against popular majorities, injustice, faction, confusion, and—he mentioned this only in private—the “leveling spirit.”58 Madison thus set for himself to solve a conundrum: was it possible to establish a national republican government with the strength to satisfy the cravings of the most powerful elements within the land, yet somehow ensure that this government not only would remain in “safe” hands, but that those who wielded authority would be properly restrained? In short, was it possible to
Schoenbachler, “Republicanism in the Age of Democratic Revolution,” JER 18:241. 24. Ibid., 18:243; Albrecht Koschnik, “The Democratic Societies of Philadelphia and the Limits of the American Public Sphere, circa 1793–1795,” WMQ 58 (2001): 630–31. 25. Nathaniel Chipman to AH, [June] 9, 1794, PAH 16:465–70; AH, “No Jacobin” , PAH 15:269. 26. Sharp, American Politics in the Early Republic, 90; Gordon Wood, “Early American Get-Up-and-Go,” New York Review of Books (June 29, 2000), 50–53;
that “the breach becomes greater and more alarming.”19 North’s government never planned a showdown in 1773. Its strategy remained, as Franklin correctly reported, to play for time. However, as sometimes happens in history, a peripheral matter brought things to a head. The North ministry knew far better than backcountry farmers that, despite the embargo, a great deal of tea was being consumed in the colonies. It was delighted to be gaining a modest revenue, but it was also troubled by the

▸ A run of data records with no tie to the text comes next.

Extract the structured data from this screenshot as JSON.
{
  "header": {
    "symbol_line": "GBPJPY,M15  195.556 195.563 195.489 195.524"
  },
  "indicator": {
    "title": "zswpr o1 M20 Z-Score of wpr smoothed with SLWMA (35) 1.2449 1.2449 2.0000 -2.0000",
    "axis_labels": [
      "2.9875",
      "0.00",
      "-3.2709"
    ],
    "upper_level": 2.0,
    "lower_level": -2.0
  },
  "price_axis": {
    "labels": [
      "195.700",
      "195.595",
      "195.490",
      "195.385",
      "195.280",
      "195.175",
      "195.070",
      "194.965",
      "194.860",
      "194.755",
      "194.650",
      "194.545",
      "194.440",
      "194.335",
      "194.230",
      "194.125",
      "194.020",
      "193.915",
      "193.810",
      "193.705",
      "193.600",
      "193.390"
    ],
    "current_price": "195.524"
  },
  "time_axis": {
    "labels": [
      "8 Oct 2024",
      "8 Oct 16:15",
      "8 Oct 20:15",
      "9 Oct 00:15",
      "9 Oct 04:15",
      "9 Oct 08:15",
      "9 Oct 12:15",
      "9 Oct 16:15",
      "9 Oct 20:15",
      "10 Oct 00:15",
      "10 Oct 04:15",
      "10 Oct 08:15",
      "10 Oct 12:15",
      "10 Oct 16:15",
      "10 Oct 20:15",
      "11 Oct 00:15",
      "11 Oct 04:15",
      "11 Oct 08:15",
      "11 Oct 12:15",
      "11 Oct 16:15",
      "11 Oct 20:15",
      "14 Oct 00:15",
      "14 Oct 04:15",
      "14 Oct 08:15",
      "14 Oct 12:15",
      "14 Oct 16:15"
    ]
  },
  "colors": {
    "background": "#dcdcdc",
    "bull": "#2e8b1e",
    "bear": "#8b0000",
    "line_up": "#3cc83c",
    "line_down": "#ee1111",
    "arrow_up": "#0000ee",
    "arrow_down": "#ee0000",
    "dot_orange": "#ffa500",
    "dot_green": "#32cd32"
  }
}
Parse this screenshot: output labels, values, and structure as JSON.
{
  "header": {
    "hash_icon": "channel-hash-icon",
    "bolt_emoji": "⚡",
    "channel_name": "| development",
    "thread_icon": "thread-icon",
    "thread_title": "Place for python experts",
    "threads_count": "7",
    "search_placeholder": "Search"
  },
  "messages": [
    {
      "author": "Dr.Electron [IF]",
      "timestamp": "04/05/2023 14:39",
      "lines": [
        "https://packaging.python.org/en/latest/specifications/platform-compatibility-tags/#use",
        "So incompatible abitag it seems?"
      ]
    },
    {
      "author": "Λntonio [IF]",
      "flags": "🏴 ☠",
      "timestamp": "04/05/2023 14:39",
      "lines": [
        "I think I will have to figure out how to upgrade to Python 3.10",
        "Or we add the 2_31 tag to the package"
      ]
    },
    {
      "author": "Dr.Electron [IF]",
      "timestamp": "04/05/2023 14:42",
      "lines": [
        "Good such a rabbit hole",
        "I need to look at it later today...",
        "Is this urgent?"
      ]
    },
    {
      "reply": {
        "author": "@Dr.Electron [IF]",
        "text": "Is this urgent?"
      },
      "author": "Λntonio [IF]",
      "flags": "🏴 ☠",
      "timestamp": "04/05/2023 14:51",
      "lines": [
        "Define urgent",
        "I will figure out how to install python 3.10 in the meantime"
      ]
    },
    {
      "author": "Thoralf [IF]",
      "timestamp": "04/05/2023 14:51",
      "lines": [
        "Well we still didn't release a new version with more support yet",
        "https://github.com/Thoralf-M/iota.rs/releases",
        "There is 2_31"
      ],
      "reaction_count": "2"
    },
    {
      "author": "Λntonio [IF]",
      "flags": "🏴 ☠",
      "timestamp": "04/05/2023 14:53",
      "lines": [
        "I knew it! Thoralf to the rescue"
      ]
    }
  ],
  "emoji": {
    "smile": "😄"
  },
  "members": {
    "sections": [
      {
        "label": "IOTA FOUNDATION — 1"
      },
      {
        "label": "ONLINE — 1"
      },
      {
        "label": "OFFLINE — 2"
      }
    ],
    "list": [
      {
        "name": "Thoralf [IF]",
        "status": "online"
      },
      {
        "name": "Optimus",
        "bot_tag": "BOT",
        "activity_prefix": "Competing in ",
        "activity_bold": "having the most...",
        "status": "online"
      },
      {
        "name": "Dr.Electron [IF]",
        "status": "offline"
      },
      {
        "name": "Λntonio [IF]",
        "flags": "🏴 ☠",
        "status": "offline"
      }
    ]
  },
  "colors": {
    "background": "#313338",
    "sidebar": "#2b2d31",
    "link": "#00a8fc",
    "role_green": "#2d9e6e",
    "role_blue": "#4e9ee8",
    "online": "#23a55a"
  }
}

with Great Britain was “fast ripening” in the holdout provinces. By June 10 Congress knew that it would be only a matter of days, or weeks, “till the voice of the people drove us into it,” as some congressmen curiously put it. Even so, the debate over declaring independence was furious. If Congress acted before their provinces instructed them to vote for independence, several mid-Atlantic congressmen threatened, they would “retire & possibly their colonies might secede from the Union.” Their
Some thought independence would buoy morale, as trade with France would ensure the availability of those necessities, including money, for which the civilians yearned.7 On June 11, after hours of vexatious debate, Congress agreed to table the issue for three weeks. Nevertheless, it appointed a five-member committee to prepare a statement on independence during the interim. The panel included Jefferson, who was respected for his literary abilities; Adams, who had led the pro-independence faction